As a result of a U.S. Internal Revenue Service (IRS) Revenue Ruling issued in July 2008, U.S. employers maintaining retirement plans tax-qualified both in the United States and in Puerto Rico (dual-qualified plans) should consider splitting those plans into separate U.S.-only and Puerto Ricoonly qualified plans.

The tax advantages available to Puerto Rico-based employees upon distribution from a Puerto Rico-only qualified plan may be reason enough for many employers to choose a Puerto Rico-only plan. However, dual-qualified plans can also be challenging for employers to maintain, providing additional incentive for employers to split their plans. The 1 January 2011 deadline for splitting plans without tax penalty makes the decision more pressing on human resources, employee benef its and tax executives at companies maintaining these dualqualified plans.

An employer maintaining a dual-qualified plan cannot transfer the assets and liabilities of that plan to a Puerto Rico-only qualified plan on or after 1 January 2011, without triggering taxation of the U.S.-source income portion of the transferred assets and potential U.S. tax disqualification of the plan making the transfer. Under the ruling, the IRS provided limited transition relief permitting transfers from dual-qualified plans to Puerto Rico-only qualified plans prior to 1 January 2011, without triggering these taxation and disqualification problems.

Employers maintaining dual-qualif ied plans are not required to make these transfers. Instead, they may continue to maintain dual-qualified plans after the expiration of the transition period. However, these employers should consider the challenges— for both employers and employees—of working with dual-qualified plans.

Challenges for the Employer

An employer maintaining a dual-qualified plan faces a number of challenges:

  • Duplicate non-discrimination testing requirements under separate U.S. and Puerto Rico tax laws
  • Duplicate tax withholding, reporting and disclosure requirements under separate U.S. and Puerto Rico tax laws

Separate timing, data gathering, paperwork and communication rules further complicate the administration of dual-qualified plans for employers. Moreover, duplicate relationships often must be maintained with both U.S. and Puerto Rico advisors and service providers, such as trust or custodial companies and plan record keepers. This leads to additional expense and increased potential for administrative error in monitoring their overlapping duties.

Challenges for Employees

Employees also can be unfavourably affected by special tax laws that apply to dual-qualified plans:

  • Unfavourable double taxation and withholding on earnings that accrue in the retirement plan by both the United States and Puerto Rico when distributions are made
  • Unfavourable tax laws that restrict flexibility for employees in rolling over their retirement distributions from a dual-qualified plan

Acting Before End of Transition Period

By separating a Puerto Rico-only plan from a dual-qualified plan, an employer can avoid these complexities. Therefore, employers maintaining dual-qualified plans may wish to consider using the transition relief provided by the IRS and splitting those plans into separate U.S.-only and Puerto Rico-only qualified plans before 1 January 2011.

Splitting the plans requires that a number of steps be taken.

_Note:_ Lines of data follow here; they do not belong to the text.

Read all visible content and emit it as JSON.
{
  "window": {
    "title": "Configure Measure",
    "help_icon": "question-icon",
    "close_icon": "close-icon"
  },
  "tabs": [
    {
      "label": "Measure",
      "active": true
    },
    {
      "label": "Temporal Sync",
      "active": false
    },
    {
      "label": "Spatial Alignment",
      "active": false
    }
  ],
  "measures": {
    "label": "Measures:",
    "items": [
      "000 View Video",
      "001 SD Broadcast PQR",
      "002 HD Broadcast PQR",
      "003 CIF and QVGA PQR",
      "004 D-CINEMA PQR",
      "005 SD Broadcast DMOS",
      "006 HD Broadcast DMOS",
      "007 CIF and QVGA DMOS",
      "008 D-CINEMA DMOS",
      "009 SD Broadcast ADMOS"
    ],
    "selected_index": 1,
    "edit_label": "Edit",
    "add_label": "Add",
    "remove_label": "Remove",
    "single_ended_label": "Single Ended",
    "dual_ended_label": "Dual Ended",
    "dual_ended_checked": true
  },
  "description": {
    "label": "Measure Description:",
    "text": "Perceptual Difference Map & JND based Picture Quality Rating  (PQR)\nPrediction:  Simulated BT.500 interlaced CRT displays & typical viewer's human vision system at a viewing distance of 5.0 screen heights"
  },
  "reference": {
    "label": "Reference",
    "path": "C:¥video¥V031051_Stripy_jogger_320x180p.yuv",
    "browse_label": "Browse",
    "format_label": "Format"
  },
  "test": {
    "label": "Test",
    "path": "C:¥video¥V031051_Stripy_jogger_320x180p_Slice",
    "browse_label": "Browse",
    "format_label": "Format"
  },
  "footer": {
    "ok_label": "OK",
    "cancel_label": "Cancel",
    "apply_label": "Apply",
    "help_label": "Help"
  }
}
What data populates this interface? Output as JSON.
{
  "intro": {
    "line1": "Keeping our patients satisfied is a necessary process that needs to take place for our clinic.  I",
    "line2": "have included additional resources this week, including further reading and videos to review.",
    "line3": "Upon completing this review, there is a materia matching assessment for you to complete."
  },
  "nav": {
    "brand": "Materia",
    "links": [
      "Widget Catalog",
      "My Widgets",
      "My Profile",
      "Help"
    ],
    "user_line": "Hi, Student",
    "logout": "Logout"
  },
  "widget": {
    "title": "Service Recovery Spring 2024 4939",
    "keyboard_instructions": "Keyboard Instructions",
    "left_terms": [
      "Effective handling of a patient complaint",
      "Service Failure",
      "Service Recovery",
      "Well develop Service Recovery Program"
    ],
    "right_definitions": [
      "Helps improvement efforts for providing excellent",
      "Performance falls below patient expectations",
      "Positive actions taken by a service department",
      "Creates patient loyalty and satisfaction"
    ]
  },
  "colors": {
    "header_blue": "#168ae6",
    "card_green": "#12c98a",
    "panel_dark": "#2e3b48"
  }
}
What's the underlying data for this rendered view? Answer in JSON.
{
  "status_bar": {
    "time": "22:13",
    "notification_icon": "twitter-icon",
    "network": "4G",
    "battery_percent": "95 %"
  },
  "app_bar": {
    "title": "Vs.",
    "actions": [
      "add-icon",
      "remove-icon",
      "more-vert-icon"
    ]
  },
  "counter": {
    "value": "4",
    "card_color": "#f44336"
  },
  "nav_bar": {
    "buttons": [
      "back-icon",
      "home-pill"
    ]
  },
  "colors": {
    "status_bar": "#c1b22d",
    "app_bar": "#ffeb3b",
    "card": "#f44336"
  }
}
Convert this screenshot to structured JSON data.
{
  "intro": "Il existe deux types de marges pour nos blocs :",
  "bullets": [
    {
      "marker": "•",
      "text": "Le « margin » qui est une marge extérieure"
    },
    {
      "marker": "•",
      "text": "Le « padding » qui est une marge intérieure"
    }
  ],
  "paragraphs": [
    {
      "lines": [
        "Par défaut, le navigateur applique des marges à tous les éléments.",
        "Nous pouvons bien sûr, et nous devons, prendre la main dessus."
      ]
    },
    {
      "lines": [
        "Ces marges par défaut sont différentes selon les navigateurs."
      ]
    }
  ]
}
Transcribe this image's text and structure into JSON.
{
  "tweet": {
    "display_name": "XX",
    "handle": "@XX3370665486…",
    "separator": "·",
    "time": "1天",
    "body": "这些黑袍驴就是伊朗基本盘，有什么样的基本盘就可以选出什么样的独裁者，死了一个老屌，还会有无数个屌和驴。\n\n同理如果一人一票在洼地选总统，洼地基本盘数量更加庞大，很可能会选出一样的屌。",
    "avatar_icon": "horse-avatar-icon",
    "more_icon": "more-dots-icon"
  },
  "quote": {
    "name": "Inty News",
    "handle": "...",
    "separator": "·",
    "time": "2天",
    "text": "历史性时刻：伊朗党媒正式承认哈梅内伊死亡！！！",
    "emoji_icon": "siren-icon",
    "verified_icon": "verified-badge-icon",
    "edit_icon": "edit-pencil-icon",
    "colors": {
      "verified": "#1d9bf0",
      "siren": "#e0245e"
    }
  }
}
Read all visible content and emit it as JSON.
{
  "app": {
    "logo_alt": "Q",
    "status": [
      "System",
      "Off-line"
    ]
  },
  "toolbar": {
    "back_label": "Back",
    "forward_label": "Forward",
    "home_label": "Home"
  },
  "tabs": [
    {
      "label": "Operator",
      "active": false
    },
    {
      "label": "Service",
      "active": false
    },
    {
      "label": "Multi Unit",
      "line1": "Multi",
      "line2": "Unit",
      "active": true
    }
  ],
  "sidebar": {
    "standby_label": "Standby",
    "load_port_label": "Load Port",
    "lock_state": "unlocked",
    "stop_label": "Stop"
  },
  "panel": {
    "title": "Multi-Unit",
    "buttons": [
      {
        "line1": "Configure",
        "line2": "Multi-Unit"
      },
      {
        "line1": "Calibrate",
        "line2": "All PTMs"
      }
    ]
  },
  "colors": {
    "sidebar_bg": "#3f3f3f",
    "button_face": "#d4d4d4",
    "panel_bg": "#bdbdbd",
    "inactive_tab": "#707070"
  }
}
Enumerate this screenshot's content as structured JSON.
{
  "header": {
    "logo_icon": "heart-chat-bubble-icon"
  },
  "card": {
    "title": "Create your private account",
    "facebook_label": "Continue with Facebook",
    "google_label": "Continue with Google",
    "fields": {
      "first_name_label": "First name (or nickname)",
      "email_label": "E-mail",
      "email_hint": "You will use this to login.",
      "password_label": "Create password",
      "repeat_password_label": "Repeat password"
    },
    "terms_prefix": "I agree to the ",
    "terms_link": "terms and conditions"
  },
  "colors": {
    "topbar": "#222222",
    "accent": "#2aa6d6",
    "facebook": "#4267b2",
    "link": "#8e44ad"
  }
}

These can take a significant amount of advance planning and scheduling, so companies interested in splitting their plan should begin contacting their lawyers, trustees and other service providers as soon as possible so that they are not too late to make a smooth, favourable and cost-effective transition in separating their plans. Other considerations can also affect the decision to discontinue maintaining a dual-qualified plan, and every employer’s situation is different. Companies maintaining dual-qualified plans should consult with their legal advisors in considering whether a separate Puerto Rico-only plan is more effective in meeting their needs and the needs of their employees